» TASK ITEM
Find the string "then" in the records and copy each line where it occurs.
(MATERIAL SHOWN Opens)
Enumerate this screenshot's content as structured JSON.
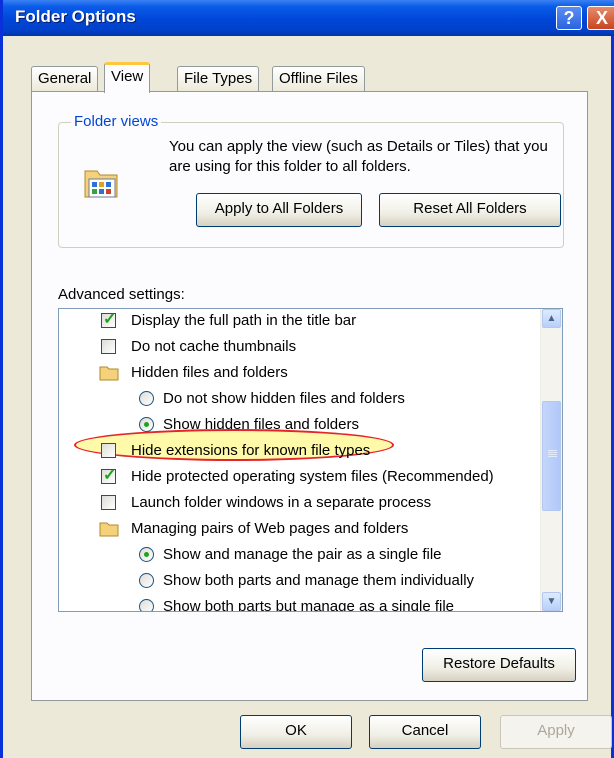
{
  "window": {
    "title": "Folder Options",
    "help_label": "?",
    "close_label": "X"
  },
  "tabs": [
    {
      "label": "General"
    },
    {
      "label": "View",
      "active": true
    },
    {
      "label": "File Types"
    },
    {
      "label": "Offline Files"
    }
  ],
  "folder_views": {
    "title": "Folder views",
    "description": "You can apply the view (such as Details or Tiles) that you are using for this folder to all folders.",
    "apply_all_label": "Apply to All Folders",
    "reset_all_label": "Reset All Folders"
  },
  "advanced": {
    "label": "Advanced settings:",
    "items": [
      {
        "type": "checkbox",
        "label": "Display the full path in the title bar",
        "checked": true,
        "indent": 1
      },
      {
        "type": "checkbox",
        "label": "Do not cache thumbnails",
        "checked": false,
        "indent": 1
      },
      {
        "type": "folder",
        "label": "Hidden files and folders",
        "indent": 1
      },
      {
        "type": "radio",
        "label": "Do not show hidden files and folders",
        "selected": false,
        "indent": 2
      },
      {
        "type": "radio",
        "label": "Show hidden files and folders",
        "selected": true,
        "indent": 2
      },
      {
        "type": "checkbox",
        "label": "Hide extensions for known file types",
        "checked": false,
        "indent": 1,
        "highlighted": true
      },
      {
        "type": "checkbox",
        "label": "Hide protected operating system files (Recommended)",
        "checked": true,
        "indent": 1
      },
      {
        "type": "checkbox",
        "label": "Launch folder windows in a separate process",
        "checked": false,
        "indent": 1
      },
      {
        "type": "folder",
        "label": "Managing pairs of Web pages and folders",
        "indent": 1
      },
      {
        "type": "radio",
        "label": "Show and manage the pair as a single file",
        "selected": true,
        "indent": 2
      },
      {
        "type": "radio",
        "label": "Show both parts and manage them individually",
        "selected": false,
        "indent": 2
      },
      {
        "type": "radio",
        "label": "Show both parts but manage as a single file",
        "selected": false,
        "indent": 2
      }
    ]
  },
  "buttons": {
    "restore_defaults": "Restore Defaults",
    "ok": "OK",
    "cancel": "Cancel",
    "apply": "Apply"
  },
  "colors": {
    "titlebar": "#0046d8",
    "highlight_fill": "#fff564",
    "highlight_stroke": "#e6222a",
    "check": "#21a121",
    "group_title": "#0046d5"
  }
}
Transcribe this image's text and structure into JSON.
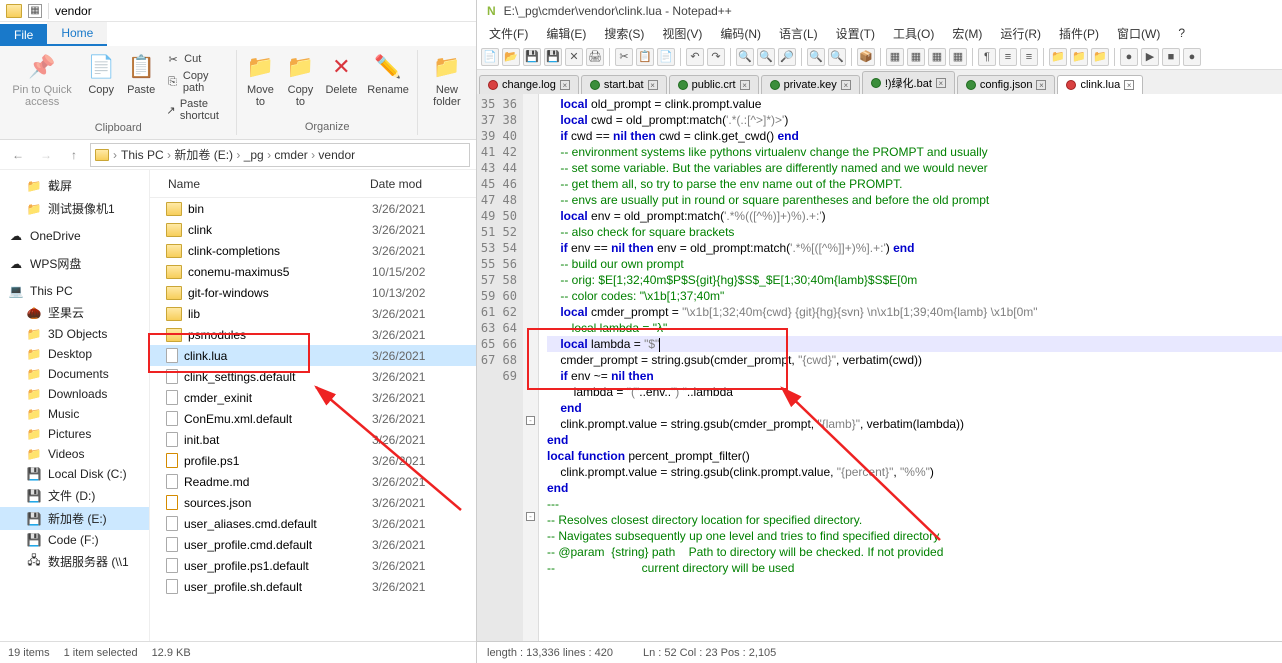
{
  "explorer": {
    "titlebar_path": "vendor",
    "tabs": {
      "file": "File",
      "home": "Home"
    },
    "ribbon": {
      "pin": "Pin to Quick access",
      "copy": "Copy",
      "paste": "Paste",
      "cut": "Cut",
      "copy_path": "Copy path",
      "paste_shortcut": "Paste shortcut",
      "group_clipboard": "Clipboard",
      "move_to": "Move to",
      "copy_to": "Copy to",
      "delete": "Delete",
      "rename": "Rename",
      "group_organize": "Organize",
      "new_folder": "New folder"
    },
    "breadcrumb": [
      "This PC",
      "新加卷 (E:)",
      "_pg",
      "cmder",
      "vendor"
    ],
    "tree": [
      {
        "label": "截屏",
        "kind": "folder",
        "child": true
      },
      {
        "label": "测试摄像机1",
        "kind": "folder",
        "child": true
      },
      {
        "label": "OneDrive",
        "kind": "cloud"
      },
      {
        "label": "WPS网盘",
        "kind": "cloud"
      },
      {
        "label": "This PC",
        "kind": "pc",
        "expanded": true
      },
      {
        "label": "坚果云",
        "kind": "nut",
        "child": true
      },
      {
        "label": "3D Objects",
        "kind": "sys",
        "child": true
      },
      {
        "label": "Desktop",
        "kind": "sys",
        "child": true
      },
      {
        "label": "Documents",
        "kind": "sys",
        "child": true
      },
      {
        "label": "Downloads",
        "kind": "sys",
        "child": true
      },
      {
        "label": "Music",
        "kind": "sys",
        "child": true
      },
      {
        "label": "Pictures",
        "kind": "sys",
        "child": true
      },
      {
        "label": "Videos",
        "kind": "sys",
        "child": true
      },
      {
        "label": "Local Disk (C:)",
        "kind": "drive",
        "child": true
      },
      {
        "label": "文件 (D:)",
        "kind": "drive",
        "child": true
      },
      {
        "label": "新加卷 (E:)",
        "kind": "drive",
        "child": true,
        "selected": true
      },
      {
        "label": "Code (F:)",
        "kind": "drive",
        "child": true
      },
      {
        "label": "数据服务器 (\\\\1",
        "kind": "net",
        "child": true
      }
    ],
    "cols": {
      "name": "Name",
      "date": "Date mod"
    },
    "files": [
      {
        "name": "bin",
        "date": "3/26/2021",
        "kind": "folder"
      },
      {
        "name": "clink",
        "date": "3/26/2021",
        "kind": "folder"
      },
      {
        "name": "clink-completions",
        "date": "3/26/2021",
        "kind": "folder"
      },
      {
        "name": "conemu-maximus5",
        "date": "10/15/202",
        "kind": "folder"
      },
      {
        "name": "git-for-windows",
        "date": "10/13/202",
        "kind": "folder"
      },
      {
        "name": "lib",
        "date": "3/26/2021",
        "kind": "folder"
      },
      {
        "name": "psmodules",
        "date": "3/26/2021",
        "kind": "folder"
      },
      {
        "name": "clink.lua",
        "date": "3/26/2021",
        "kind": "file",
        "selected": true
      },
      {
        "name": "clink_settings.default",
        "date": "3/26/2021",
        "kind": "file"
      },
      {
        "name": "cmder_exinit",
        "date": "3/26/2021",
        "kind": "file"
      },
      {
        "name": "ConEmu.xml.default",
        "date": "3/26/2021",
        "kind": "file"
      },
      {
        "name": "init.bat",
        "date": "3/26/2021",
        "kind": "file"
      },
      {
        "name": "profile.ps1",
        "date": "3/26/2021",
        "kind": "js"
      },
      {
        "name": "Readme.md",
        "date": "3/26/2021",
        "kind": "file"
      },
      {
        "name": "sources.json",
        "date": "3/26/2021",
        "kind": "js"
      },
      {
        "name": "user_aliases.cmd.default",
        "date": "3/26/2021",
        "kind": "file"
      },
      {
        "name": "user_profile.cmd.default",
        "date": "3/26/2021",
        "kind": "file"
      },
      {
        "name": "user_profile.ps1.default",
        "date": "3/26/2021",
        "kind": "file"
      },
      {
        "name": "user_profile.sh.default",
        "date": "3/26/2021",
        "kind": "file"
      }
    ],
    "status": {
      "count": "19 items",
      "selected": "1 item selected",
      "size": "12.9 KB"
    }
  },
  "npp": {
    "title": "E:\\_pg\\cmder\\vendor\\clink.lua - Notepad++",
    "menu": [
      "文件(F)",
      "编辑(E)",
      "搜索(S)",
      "视图(V)",
      "编码(N)",
      "语言(L)",
      "设置(T)",
      "工具(O)",
      "宏(M)",
      "运行(R)",
      "插件(P)",
      "窗口(W)",
      "?"
    ],
    "tabs": [
      {
        "name": "change.log",
        "mod": true
      },
      {
        "name": "start.bat",
        "mod": false
      },
      {
        "name": "public.crt",
        "mod": false
      },
      {
        "name": "private.key",
        "mod": false
      },
      {
        "name": "!)绿化.bat",
        "mod": false
      },
      {
        "name": "config.json",
        "mod": false
      },
      {
        "name": "clink.lua",
        "mod": true,
        "active": true
      }
    ],
    "lines_start": 35,
    "code": [
      "    local old_prompt = clink.prompt.value",
      "    local cwd = old_prompt:match('.*(.:[^>]*)>')",
      "    if cwd == nil then cwd = clink.get_cwd() end",
      "",
      "    -- environment systems like pythons virtualenv change the PROMPT and usually",
      "    -- set some variable. But the variables are differently named and we would never",
      "    -- get them all, so try to parse the env name out of the PROMPT.",
      "    -- envs are usually put in round or square parentheses and before the old prompt",
      "    local env = old_prompt:match('.*%(([^%)]+)%).+:')",
      "    -- also check for square brackets",
      "    if env == nil then env = old_prompt:match('.*%[([^%]]+)%].+:') end",
      "",
      "    -- build our own prompt",
      "    -- orig: $E[1;32;40m$P$S{git}{hg}$S$_$E[1;30;40m{lamb}$S$E[0m",
      "    -- color codes: \"\\x1b[1;37;40m\"",
      "    local cmder_prompt = \"\\x1b[1;32;40m{cwd} {git}{hg}{svn} \\n\\x1b[1;39;40m{lamb} \\x1b[0m\"",
      "    -- local lambda = \"λ\"",
      "    local lambda = \"$\"",
      "    cmder_prompt = string.gsub(cmder_prompt, \"{cwd}\", verbatim(cwd))",
      "",
      "    if env ~= nil then",
      "        lambda = \"(\"..env..\") \"..lambda",
      "    end",
      "    clink.prompt.value = string.gsub(cmder_prompt, \"{lamb}\", verbatim(lambda))",
      "end",
      "",
      "local function percent_prompt_filter()",
      "    clink.prompt.value = string.gsub(clink.prompt.value, \"{percent}\", \"%%\")",
      "end",
      "",
      "---",
      "-- Resolves closest directory location for specified directory.",
      "-- Navigates subsequently up one level and tries to find specified directory",
      "-- @param  {string} path    Path to directory will be checked. If not provided",
      "--                          current directory will be used"
    ],
    "status": {
      "length": "length : 13,336   lines : 420",
      "pos": "Ln : 52    Col : 23    Pos : 2,105"
    }
  }
}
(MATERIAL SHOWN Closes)
» RESULT OF THIS TASK
      "    if cwd == nil then cwd = clink.get_cwd() end",
      "    if env == nil then env = old_prompt:match('.*%[([^%]]+)%].+:') end",
      "    if env ~= nil then",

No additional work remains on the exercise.